When It Comes to Memories, Everyone’s a Writer
Plus triumphs in words and deeds
Eighty degrees on April 4! With sweat on our brows, women in sleeveless dresses and men in shorts, summer insinuated itself into early spring — and into our hearts and minds.
Midafternoon, editorial production stopped on this week’s issue. (Only the next day’s cold snap brought us back to the here and now and this paper into your hands.) We fast-forwarded in time to Memorial Day’s issue six weeks hence. Two whole months away, the calendar says. But editorial calendars exist in a different stretch of time.
In that temporal universe, six weeks is so short its deadlines keep editors up at night.
Worse, the issue of Memorial Day takes an S. It’s issueS, for in that paper comes our annual Guide to Summer on the Chesapeake, 101 Ways to Have Fun.
Send Your Chesapeake Summer Memories
That special edition is on top of — really inside — our regular edition. Inspired by readers, we’re asking you to make that issue yours.
For the last few weeks, we’ve run an entreaty in 8 Days a Week, asking you to share your fondest memories of how, once upon a time in a golden age, you gave yourself to the long hours of Bay pleasures with which the three rare months of summer reward us.

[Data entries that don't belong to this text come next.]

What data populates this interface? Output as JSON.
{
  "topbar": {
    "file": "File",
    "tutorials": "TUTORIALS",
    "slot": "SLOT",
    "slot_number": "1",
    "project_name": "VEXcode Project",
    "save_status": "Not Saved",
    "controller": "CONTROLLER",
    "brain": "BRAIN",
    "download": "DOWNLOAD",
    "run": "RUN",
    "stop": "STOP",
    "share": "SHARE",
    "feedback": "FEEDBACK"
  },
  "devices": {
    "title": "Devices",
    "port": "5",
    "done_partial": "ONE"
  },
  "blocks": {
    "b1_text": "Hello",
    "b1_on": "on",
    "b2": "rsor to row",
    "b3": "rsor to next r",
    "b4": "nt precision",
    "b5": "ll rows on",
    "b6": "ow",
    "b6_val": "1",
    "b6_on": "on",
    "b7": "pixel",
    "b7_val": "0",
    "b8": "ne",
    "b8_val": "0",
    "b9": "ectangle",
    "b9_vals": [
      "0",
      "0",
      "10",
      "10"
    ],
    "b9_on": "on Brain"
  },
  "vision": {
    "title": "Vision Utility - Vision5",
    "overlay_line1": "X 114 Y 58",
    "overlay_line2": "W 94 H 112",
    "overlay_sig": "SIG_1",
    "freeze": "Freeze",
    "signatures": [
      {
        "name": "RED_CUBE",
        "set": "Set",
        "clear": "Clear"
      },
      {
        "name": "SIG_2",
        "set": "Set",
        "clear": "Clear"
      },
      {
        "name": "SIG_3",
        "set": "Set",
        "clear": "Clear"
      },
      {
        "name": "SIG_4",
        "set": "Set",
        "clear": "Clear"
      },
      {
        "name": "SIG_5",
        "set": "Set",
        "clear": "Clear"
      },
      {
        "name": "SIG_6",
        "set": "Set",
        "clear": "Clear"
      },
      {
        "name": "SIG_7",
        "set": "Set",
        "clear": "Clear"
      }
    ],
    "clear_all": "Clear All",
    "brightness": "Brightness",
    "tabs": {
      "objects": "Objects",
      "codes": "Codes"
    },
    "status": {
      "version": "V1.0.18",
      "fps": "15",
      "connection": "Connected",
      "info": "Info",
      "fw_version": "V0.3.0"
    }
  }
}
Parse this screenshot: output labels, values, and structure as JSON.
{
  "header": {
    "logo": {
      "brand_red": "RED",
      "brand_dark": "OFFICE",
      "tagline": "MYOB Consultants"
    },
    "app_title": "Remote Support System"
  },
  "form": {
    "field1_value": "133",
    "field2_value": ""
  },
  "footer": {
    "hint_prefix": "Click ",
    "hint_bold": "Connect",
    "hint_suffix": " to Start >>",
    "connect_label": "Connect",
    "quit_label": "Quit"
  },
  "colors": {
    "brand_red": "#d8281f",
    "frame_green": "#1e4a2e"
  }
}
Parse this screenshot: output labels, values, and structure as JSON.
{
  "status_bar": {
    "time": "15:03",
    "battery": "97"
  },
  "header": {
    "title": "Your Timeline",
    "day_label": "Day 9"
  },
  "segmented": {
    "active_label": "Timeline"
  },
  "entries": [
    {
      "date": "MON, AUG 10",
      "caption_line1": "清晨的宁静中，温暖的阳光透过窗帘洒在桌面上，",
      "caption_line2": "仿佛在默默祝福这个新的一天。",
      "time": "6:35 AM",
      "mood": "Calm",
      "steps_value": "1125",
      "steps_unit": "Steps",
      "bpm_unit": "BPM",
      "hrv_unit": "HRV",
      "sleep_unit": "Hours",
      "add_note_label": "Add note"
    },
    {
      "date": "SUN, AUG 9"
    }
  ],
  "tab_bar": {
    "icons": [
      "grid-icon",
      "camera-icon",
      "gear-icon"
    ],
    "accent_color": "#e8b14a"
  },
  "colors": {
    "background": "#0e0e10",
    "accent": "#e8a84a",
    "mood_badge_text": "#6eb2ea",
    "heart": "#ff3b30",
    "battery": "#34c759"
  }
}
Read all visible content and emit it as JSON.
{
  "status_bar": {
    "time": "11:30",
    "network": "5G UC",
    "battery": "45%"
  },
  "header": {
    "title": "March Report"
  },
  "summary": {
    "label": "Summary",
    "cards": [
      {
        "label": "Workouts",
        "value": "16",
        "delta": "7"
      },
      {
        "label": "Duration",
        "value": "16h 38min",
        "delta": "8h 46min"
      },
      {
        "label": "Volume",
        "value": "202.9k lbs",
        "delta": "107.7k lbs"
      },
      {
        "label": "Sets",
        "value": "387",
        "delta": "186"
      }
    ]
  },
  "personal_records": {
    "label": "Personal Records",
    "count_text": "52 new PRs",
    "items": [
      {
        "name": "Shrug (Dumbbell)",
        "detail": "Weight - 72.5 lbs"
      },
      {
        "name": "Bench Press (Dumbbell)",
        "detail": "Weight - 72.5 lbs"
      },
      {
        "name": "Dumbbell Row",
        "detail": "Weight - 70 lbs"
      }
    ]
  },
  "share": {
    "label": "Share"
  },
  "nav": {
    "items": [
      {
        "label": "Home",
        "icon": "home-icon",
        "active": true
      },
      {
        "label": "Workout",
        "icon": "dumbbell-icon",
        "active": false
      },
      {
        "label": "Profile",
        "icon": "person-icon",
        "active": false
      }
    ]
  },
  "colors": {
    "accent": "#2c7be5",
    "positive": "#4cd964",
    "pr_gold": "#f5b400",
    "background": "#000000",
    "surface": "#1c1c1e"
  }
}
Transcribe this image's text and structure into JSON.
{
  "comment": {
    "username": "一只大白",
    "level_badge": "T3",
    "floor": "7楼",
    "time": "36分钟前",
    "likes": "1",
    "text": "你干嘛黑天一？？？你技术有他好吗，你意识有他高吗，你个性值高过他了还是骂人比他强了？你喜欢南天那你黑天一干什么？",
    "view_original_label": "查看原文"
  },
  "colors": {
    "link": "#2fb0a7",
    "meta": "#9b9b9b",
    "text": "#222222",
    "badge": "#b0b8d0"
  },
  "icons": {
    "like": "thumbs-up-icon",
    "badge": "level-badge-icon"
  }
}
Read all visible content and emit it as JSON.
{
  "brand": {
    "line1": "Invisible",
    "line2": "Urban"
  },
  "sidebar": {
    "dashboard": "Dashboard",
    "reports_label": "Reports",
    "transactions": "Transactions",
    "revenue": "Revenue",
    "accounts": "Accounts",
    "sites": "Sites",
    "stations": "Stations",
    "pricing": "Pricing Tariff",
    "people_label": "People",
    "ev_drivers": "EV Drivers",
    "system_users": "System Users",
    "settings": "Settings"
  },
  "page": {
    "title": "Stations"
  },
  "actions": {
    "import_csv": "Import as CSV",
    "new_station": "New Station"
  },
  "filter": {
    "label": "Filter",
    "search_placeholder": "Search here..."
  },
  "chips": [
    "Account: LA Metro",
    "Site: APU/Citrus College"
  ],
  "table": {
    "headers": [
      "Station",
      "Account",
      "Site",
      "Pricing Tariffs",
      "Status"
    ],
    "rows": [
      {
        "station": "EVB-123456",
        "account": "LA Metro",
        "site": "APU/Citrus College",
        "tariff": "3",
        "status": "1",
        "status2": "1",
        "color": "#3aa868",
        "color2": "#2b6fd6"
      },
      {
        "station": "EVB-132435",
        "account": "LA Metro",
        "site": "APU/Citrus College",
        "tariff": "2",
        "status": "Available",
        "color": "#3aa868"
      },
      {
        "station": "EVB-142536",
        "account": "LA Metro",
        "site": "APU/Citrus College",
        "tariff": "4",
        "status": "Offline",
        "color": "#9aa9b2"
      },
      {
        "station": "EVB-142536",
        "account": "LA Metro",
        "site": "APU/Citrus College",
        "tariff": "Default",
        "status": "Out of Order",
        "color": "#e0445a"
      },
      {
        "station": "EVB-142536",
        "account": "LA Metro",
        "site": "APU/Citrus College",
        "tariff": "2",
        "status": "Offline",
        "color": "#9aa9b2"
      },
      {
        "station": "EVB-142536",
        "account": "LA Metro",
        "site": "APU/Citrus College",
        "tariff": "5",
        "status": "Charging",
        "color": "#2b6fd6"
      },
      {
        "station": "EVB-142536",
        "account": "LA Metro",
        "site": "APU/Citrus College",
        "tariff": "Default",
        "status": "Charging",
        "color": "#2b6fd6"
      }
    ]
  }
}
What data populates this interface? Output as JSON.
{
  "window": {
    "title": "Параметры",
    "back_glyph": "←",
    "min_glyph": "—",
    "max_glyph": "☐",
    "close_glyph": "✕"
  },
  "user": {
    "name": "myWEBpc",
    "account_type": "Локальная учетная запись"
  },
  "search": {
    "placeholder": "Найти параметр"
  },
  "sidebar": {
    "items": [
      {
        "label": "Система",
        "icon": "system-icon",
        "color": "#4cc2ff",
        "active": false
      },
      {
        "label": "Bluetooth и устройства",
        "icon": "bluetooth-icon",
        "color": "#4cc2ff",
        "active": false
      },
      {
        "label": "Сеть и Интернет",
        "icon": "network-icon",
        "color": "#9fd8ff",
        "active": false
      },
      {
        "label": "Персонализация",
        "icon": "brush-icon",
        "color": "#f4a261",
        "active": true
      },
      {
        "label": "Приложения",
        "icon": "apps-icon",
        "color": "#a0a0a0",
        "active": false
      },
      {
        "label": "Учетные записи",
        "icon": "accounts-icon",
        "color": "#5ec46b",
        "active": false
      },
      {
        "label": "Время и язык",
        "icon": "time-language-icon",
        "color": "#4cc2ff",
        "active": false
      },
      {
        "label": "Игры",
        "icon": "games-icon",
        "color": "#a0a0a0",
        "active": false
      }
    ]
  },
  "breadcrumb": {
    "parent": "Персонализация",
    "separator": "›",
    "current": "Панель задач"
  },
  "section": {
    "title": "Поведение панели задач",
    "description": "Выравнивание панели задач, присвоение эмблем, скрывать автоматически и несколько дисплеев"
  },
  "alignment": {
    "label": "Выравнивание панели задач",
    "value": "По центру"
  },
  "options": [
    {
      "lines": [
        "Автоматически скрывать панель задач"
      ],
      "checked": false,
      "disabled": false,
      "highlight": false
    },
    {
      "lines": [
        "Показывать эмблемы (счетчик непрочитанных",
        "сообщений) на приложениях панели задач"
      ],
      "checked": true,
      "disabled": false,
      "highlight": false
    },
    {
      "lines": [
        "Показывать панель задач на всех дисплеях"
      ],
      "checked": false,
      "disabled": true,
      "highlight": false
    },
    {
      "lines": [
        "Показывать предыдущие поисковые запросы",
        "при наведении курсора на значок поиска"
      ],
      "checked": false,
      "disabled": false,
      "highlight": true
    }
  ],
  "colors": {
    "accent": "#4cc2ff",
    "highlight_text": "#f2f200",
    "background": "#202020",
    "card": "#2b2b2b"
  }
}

April 4’s taste of summer was the push you needed from intent to action. Memories are now pouring in.
But we are greedy and want more.
Right now! Write now! This window of opportunity closes at month’s end, and you know how fast time flies: email@example.com.
Add 1 or 2 to Our 101 Ways to Have Fun
While you’re at it, you could send me your ideas for your favorite ways to have fun in contemporary Chesapeake summers. In 18 years of annually reinventing 101 pleasures, we may have missed one or two — perhaps even your favorite. Please set us straight and fill out our list. I eagerly await receipt of your suggested ways to get out and into the wonders of our place, our time. Either offer the topic, or write up your ways in brief essays (200 or so words) explaining what and how and where and why — and with what special equipment. Ideally, you’ll send a couple of photos, as well.
Everybody’s a Writer
I need your help, as my desk has disappeared under the new books by Bay Weekly contributors and story subjects. Poetry? Janice Lynch Schuster, Elisavietta Ritchie and Grace Cavalieri. Autobiography? Helena and Eugene Melnitchenko. Mystery? Donald Shomette, author of a dozen scholarly books of regional history. Adventure? Steve Carr. Reflection? Elizabeth Ayres, whose book Invitation to Wonder is reviewed in this week’s paper.
The names are familiar because in these pages you’ve read stories by and about them.
The moral? Bay Weekly nourishes writers. Why not you?
Carr’s Writing Triumph
I can’t wait any longer to share news of another writing triumph. Bay Weekly columnist Steve Carr has won the Jansson Prize for Environment Writing, awarded by the Potomac River Association. His 5,000-word essay, Fear the Turtle, on the relationship between property rights and Maryland’s critical areas regulations, is too big to appear in these pages, but we promise you an abridged version.
Victoria Ronan, a Woman Empowering Women
Bay Weekly Advertising Account Executive Victoria Ronan gives us cause to celebrate a triumph of another kind. She is the Calvert County Chamber of Commerce’s 2011 Woman Empowering Women for her range of service to women’s causes … as an Arbonne International distributor, generously donating the company’s environmentally responsible products to the American Cancer Society’s Look Better, Feel Better program; to women in shelter; and to no end of community fundraisers … as cochair of the Chamber’s Women to Women Network … and as Plum Point Elementary School’s room mom, team mom and the PTA’s secretary.